Activity:
Find every line in the data that contains the word "JSON". Return each of those lines.

-=-=-=-=-

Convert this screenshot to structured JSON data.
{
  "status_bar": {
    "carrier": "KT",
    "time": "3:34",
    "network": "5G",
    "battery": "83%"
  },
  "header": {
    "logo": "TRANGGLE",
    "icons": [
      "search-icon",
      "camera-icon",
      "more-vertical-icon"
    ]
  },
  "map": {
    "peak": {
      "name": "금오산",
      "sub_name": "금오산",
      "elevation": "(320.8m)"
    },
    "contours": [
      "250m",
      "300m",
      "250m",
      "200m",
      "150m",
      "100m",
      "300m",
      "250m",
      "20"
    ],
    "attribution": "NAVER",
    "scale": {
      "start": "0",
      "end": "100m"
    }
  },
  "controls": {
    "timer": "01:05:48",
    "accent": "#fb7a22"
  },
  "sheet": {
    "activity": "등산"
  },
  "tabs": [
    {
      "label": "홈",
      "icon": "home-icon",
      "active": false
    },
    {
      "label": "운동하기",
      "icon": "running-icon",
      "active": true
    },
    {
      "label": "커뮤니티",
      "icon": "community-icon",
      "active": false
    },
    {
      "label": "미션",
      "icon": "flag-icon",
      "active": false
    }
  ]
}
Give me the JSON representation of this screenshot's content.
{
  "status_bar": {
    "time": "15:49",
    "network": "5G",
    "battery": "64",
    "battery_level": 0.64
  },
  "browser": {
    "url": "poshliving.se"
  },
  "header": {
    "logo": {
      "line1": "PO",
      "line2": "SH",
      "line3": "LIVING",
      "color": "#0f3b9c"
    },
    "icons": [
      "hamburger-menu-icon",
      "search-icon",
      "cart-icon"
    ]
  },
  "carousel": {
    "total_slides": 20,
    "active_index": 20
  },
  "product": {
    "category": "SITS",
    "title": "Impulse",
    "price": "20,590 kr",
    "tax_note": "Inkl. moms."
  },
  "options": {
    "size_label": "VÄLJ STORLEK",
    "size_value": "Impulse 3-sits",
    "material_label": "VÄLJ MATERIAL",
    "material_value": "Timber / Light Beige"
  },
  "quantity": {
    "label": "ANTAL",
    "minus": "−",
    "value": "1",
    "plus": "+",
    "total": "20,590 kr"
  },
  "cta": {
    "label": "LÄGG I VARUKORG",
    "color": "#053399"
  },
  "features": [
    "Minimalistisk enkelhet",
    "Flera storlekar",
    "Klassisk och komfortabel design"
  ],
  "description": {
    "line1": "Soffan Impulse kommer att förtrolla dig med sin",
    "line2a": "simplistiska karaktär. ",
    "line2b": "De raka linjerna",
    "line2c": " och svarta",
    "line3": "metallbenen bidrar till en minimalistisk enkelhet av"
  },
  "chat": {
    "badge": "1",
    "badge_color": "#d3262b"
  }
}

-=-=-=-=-

Solution for this exercise:
Convert this screenshot to structured JSON data.
Give me the JSON representation of this screenshot's content.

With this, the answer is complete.